# EXERCISE:
Copy all entries exactly, and wherever an entry holds a picture, leave that picture out.

# Items from a data source:
• • • • • • •

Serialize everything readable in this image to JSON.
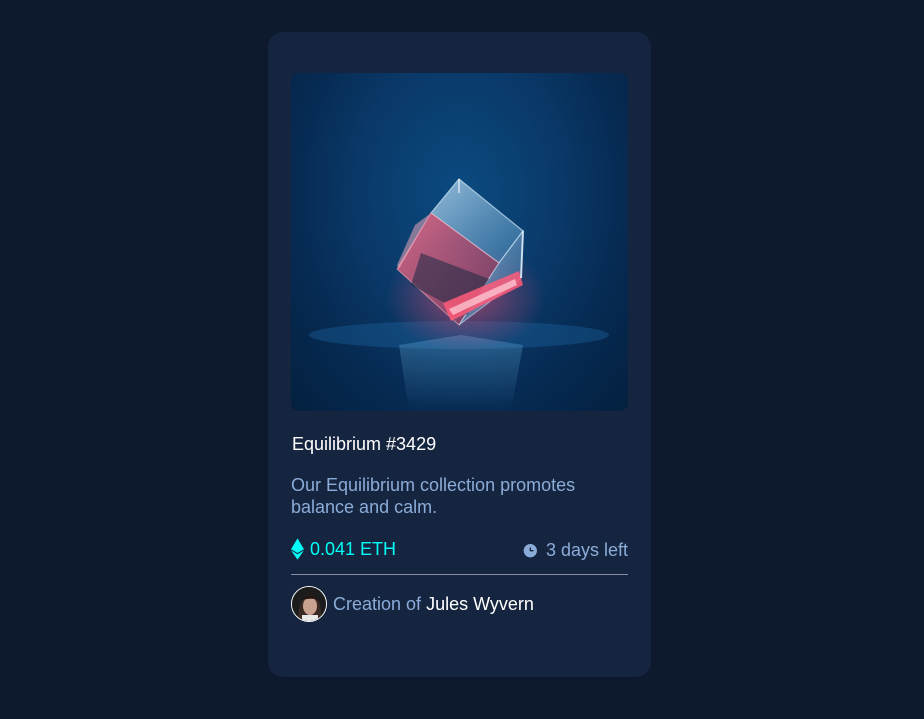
{
  "card": {
    "image": {
      "alt": "Equilibrium"
    },
    "title": "Equilibrium #3429",
    "description": "Our Equilibrium collection promotes balance and calm.",
    "price": {
      "value": "0.041 ETH",
      "icon": "ethereum-icon"
    },
    "time": {
      "value": "3 days left",
      "icon": "clock-icon"
    },
    "creator": {
      "prefix": "Creation of",
      "name": "Jules Wyvern"
    }
  },
  "colors": {
    "background": "#0d1a2e",
    "card": "#15253f",
    "cyan": "#00fff8",
    "soft_blue": "#8bacd9",
    "white": "#ffffff"
  }
}
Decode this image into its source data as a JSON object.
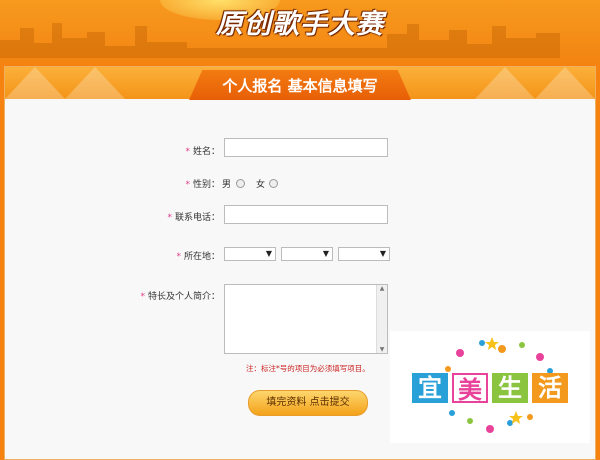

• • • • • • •

# EXPECTED OUTPUT:
Serialize everything readable in this image to JSON.
{
  "card": {
    "image": {
      "alt": "Equilibrium"
    },
    "title": "Equilibrium #3429",
    "description": "Our Equilibrium collection promotes balance and calm.",
    "price": {
      "value": "0.041 ETH",
      "icon": "ethereum-icon"
    },
    "time": {
      "value": "3 days left",
      "icon": "clock-icon"
    },
    "creator": {
      "prefix": "Creation of",
      "name": "Jules Wyvern"
    }
  },
  "colors": {
    "background": "#0d1a2e",
    "card": "#15253f",
    "cyan": "#00fff8",
    "soft_blue": "#8bacd9",
    "white": "#ffffff"
  }
}
Decode this image into its source data as a JSON object.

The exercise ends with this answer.